In some cases, even though a volunteer is not properly an employee of the organization, the organization can still be held liable if a volunteer does something negligent or intentionally hurts another person. This situation is referred to as vicarious liability.
Who can be held vicariously liable?
For example, an employer can be held liable for the unlawful actions of an employee, such as harassment or discrimination in the workplace. An employer might also be held liable if an employee operates equipment or machinery in a negligent or inappropriate way that results in damages to property or personal injury.
What are the exceptions of vicarious liability?
(2) Liability of partners of each other’s tort; (3) Liability of the master for the tort of his servant. So Vicarious Liability deals with cases where one person is liable for the acts of others. In the field of Torts it is considered to be an exception to the general rule that a person is liable for his own acts only.
What is the most common example of vicarious liability?
Probably the most common case of vicarious liability comes from the employer-employee relationship. It is referred to as respondeat superior. The employer is held liable for the unlawful actions of an employee if the conduct occurs during the scope of the employee’s work. A good example is the Exxon Valdez oil spill.
Why is vicarious liability unfair?
Vicarious liability is where one person is held liable for the torts of another, even though that person did not commit the act itself. … The issue of vicarious liability can be seen to be unjust in that someone who is not at fault can be held liable.
What are the two basic forms of vicarious liability?
Vicarious liability may apply to a number of situations in which someone other than the person who caused damages has some type of control, direction, or ownership in the situation. The most common “other” types of vicarious liability include principal liability and parental liability.
How do you prove vicarious liability?
Establishing vicarious liability requires three primary criteria to be met. There must be a relationship of control, a tortious act, and that act must be in the course of employment.
Who pays damages in vicarious liability?
Vicarious liability is where employers may be liable to pay damages where someone who works for them causes personal injury or other losses to another person through their actions while at work. It puts employers in a vulnerable situation, not least because the extent of the liability can be far-reaching.
What is the meaning of vicariously liable?
Liability that a supervisory party (such as an employer) bears for the actionable conduct of a subordinate or associate (such as an employee) based on the relationship between the two parties.
What causes vicarious liability?

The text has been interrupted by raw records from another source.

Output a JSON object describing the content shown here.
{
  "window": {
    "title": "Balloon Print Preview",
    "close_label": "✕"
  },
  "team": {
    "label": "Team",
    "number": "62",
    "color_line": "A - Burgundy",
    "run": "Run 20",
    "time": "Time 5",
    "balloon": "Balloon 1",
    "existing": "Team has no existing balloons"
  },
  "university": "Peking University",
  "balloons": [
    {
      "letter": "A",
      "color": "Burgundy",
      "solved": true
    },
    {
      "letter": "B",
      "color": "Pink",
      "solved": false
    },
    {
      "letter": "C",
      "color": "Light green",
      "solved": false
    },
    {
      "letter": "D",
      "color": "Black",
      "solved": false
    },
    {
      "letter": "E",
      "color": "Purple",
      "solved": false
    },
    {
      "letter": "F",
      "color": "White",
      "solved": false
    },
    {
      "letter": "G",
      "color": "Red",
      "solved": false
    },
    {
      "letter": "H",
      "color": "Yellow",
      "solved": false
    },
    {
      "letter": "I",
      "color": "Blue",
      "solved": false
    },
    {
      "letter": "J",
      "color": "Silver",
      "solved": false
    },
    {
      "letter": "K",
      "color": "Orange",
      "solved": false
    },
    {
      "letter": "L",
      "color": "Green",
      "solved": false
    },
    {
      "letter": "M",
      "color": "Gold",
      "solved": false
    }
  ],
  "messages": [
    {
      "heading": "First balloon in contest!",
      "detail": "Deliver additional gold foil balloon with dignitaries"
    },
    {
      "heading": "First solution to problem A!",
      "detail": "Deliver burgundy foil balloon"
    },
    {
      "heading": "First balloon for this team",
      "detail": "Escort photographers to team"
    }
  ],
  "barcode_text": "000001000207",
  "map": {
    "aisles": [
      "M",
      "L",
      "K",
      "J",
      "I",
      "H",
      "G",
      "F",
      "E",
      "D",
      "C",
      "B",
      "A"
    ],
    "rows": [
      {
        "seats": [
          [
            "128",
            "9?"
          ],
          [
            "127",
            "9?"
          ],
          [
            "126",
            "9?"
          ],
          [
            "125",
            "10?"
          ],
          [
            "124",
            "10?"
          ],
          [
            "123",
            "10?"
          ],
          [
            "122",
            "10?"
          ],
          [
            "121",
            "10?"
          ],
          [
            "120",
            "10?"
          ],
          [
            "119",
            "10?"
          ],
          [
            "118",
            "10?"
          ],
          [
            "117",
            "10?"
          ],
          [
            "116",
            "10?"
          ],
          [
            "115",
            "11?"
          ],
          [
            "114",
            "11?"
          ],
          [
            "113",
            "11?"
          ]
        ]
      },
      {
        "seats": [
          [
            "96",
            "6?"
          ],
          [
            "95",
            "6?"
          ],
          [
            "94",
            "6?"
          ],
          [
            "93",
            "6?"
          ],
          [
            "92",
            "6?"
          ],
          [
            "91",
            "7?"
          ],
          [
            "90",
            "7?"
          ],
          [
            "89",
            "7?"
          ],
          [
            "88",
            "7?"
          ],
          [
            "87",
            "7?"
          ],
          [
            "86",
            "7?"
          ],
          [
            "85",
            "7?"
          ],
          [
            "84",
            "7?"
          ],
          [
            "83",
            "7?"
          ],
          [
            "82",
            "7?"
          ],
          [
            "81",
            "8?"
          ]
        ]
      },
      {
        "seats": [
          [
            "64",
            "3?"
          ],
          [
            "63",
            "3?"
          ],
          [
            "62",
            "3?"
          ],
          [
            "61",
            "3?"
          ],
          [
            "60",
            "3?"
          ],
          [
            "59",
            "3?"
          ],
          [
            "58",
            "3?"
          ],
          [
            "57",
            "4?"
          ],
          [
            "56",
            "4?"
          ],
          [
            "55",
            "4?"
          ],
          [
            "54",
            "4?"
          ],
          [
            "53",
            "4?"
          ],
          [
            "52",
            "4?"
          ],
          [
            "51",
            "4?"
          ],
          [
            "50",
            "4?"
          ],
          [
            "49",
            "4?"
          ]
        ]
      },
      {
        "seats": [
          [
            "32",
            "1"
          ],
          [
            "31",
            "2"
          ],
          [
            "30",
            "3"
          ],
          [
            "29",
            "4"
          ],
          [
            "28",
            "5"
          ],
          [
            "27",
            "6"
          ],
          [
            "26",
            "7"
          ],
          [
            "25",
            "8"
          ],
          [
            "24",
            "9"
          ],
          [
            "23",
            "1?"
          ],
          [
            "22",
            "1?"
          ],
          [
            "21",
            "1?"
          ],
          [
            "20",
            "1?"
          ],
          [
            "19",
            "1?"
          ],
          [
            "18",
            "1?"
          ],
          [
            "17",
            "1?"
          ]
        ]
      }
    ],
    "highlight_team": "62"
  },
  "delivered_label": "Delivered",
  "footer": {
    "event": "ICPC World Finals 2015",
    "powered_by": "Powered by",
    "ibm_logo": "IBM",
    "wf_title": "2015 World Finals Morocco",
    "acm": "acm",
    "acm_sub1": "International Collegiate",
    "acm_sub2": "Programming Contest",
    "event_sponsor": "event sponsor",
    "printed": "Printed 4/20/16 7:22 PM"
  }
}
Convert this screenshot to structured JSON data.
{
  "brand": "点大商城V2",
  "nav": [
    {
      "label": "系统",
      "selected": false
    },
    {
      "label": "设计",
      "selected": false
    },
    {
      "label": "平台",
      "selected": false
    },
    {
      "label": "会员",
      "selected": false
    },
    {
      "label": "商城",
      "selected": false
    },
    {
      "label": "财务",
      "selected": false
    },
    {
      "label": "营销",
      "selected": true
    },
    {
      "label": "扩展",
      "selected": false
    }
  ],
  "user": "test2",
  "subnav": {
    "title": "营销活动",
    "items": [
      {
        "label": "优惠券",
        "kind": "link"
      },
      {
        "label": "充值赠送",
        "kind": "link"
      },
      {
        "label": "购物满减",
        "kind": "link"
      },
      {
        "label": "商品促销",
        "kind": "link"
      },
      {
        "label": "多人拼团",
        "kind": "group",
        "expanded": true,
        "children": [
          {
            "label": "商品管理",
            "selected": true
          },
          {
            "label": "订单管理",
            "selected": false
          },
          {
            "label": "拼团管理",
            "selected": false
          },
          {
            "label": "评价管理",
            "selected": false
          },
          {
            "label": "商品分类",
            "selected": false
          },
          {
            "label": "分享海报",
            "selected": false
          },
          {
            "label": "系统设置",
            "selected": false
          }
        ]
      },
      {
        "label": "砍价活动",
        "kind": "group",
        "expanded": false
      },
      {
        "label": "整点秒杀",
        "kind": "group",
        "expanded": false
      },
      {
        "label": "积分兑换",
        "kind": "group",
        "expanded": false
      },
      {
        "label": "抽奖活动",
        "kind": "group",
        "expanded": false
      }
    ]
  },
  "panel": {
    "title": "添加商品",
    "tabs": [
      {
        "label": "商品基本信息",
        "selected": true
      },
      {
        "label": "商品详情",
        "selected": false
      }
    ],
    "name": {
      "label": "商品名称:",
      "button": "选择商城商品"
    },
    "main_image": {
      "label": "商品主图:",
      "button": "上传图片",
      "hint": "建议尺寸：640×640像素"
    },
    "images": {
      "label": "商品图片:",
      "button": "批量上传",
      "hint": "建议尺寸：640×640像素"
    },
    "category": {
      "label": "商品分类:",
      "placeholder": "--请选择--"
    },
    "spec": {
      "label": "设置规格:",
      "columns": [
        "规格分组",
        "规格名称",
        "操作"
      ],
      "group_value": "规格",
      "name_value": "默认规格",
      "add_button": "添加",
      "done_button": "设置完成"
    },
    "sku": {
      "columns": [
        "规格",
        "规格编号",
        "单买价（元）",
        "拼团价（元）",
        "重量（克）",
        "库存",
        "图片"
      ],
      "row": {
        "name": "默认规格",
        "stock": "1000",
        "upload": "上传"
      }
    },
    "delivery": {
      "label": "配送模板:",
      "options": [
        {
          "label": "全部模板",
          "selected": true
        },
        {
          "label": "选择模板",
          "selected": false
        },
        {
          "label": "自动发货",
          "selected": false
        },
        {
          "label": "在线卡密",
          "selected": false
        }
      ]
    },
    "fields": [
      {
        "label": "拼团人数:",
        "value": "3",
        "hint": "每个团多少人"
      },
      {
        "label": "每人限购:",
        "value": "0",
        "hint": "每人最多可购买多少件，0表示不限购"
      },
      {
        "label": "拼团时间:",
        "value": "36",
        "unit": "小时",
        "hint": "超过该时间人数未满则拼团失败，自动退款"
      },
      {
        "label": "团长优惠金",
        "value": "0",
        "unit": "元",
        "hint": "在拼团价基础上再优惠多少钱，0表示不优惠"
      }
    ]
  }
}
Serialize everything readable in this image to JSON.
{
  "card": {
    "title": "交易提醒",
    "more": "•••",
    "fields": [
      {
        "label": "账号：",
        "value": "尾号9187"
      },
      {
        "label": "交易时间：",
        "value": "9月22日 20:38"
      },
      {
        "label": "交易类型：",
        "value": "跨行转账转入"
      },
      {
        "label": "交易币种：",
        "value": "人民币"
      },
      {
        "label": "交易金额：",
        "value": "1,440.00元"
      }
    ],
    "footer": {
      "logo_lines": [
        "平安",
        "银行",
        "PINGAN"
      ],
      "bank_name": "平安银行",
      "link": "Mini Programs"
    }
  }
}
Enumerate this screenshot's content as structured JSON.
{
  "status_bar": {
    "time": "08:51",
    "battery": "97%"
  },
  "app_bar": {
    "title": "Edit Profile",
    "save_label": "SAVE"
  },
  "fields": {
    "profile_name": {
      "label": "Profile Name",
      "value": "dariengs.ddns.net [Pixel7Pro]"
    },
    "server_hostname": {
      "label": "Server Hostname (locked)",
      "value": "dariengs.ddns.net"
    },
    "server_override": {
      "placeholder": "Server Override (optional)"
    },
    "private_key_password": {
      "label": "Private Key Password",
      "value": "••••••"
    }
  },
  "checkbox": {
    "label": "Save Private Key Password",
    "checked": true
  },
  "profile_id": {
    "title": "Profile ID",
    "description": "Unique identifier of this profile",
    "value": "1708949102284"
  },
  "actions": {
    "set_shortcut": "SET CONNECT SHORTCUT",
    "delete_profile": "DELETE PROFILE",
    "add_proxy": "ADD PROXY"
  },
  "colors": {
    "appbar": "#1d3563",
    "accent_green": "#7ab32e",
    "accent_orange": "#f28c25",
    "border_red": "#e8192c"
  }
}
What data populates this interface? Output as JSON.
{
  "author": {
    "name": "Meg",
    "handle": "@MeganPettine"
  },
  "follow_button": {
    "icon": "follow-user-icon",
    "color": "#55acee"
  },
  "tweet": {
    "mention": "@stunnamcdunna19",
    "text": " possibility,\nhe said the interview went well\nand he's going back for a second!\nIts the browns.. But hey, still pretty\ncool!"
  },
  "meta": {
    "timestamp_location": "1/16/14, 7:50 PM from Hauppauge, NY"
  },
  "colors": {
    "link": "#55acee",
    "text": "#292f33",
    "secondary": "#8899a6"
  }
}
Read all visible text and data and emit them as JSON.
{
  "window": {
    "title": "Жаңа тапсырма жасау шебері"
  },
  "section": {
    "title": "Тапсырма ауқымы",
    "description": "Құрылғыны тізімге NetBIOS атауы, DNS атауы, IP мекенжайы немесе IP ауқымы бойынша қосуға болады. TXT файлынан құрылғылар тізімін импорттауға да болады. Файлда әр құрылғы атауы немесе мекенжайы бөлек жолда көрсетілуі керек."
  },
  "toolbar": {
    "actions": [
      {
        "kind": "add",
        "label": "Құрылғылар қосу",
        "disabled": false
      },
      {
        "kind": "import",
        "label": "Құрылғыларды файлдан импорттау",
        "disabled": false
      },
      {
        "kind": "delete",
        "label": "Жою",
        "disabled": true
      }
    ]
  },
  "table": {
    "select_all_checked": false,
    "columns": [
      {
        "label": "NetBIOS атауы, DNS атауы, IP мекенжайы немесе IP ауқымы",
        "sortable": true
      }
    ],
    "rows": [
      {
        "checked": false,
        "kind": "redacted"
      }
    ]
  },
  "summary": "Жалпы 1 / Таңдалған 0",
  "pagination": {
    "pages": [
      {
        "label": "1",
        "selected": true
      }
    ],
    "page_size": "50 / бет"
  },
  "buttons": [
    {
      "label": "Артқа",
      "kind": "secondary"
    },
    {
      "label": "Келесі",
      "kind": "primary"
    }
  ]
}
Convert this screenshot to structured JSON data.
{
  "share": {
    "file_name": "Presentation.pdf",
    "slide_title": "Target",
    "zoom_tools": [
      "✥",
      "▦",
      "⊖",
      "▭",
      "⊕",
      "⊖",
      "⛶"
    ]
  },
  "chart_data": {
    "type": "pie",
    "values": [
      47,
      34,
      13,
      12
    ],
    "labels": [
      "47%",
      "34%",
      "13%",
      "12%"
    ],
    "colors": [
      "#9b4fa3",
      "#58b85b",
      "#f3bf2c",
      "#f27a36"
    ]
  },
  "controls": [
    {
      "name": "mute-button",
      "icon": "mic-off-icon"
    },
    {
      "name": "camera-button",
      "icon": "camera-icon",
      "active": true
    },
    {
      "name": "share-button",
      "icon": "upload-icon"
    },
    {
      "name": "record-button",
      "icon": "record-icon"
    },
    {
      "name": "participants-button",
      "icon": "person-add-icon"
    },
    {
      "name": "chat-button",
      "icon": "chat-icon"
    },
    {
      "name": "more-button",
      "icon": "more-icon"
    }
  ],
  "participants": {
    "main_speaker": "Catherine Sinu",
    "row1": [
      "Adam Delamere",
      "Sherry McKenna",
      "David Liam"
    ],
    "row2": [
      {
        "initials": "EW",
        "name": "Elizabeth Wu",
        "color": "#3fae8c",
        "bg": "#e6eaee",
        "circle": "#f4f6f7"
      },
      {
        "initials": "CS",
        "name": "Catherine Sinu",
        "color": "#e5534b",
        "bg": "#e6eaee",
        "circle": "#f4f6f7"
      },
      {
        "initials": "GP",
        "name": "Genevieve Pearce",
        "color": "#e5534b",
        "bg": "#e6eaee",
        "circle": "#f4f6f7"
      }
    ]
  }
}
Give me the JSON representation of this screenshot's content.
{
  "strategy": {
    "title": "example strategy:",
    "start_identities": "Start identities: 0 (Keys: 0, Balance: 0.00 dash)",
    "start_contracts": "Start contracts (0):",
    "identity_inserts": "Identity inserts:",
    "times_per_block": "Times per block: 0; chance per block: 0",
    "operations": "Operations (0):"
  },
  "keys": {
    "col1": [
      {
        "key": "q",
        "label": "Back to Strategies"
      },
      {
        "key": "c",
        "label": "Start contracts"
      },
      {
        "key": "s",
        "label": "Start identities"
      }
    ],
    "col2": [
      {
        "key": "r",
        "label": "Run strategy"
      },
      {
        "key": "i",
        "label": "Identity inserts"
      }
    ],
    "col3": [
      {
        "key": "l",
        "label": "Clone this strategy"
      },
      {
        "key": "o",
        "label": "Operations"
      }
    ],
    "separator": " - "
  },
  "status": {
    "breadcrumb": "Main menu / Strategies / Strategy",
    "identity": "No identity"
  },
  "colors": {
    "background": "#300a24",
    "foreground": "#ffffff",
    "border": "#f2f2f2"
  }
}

Vicarious liability deals with only those cases when one person is liable for the actions of another person. And the liable person must be superior to the other person. The person who commits wrong must be in the course of employment. The course of employment is essential for vicarious liability.
What is the purpose of vicarious liability?
Vicarious liability is when you or your business are held financially responsible for the actions of another person or party. Most commonly, this is the legal framework at play when you are sued over mistakes made by your contractors, employees, or agents.
Does vicarious liability apply in negligence?
Broadly, by virtue of the doctrine of vicarious liability, an employer is liable for an employee’s negligent actions if they were committed in the course or scope of the employee’s employment or are closely connected with what the employee is authorised by the employer to do.
Is vicarious liability a Defence?
It is not generally a valid defence for an employer that the employee was not complying with directions. A principal does not have vicarious liability for the torts of a contractor.
Is vicarious liability applicable in criminal law?
Although the doctrine of vicarious liability is generally applicable to civil law, in some exceptional cases it is applicable in criminal cases also. Section 149 of the IPC.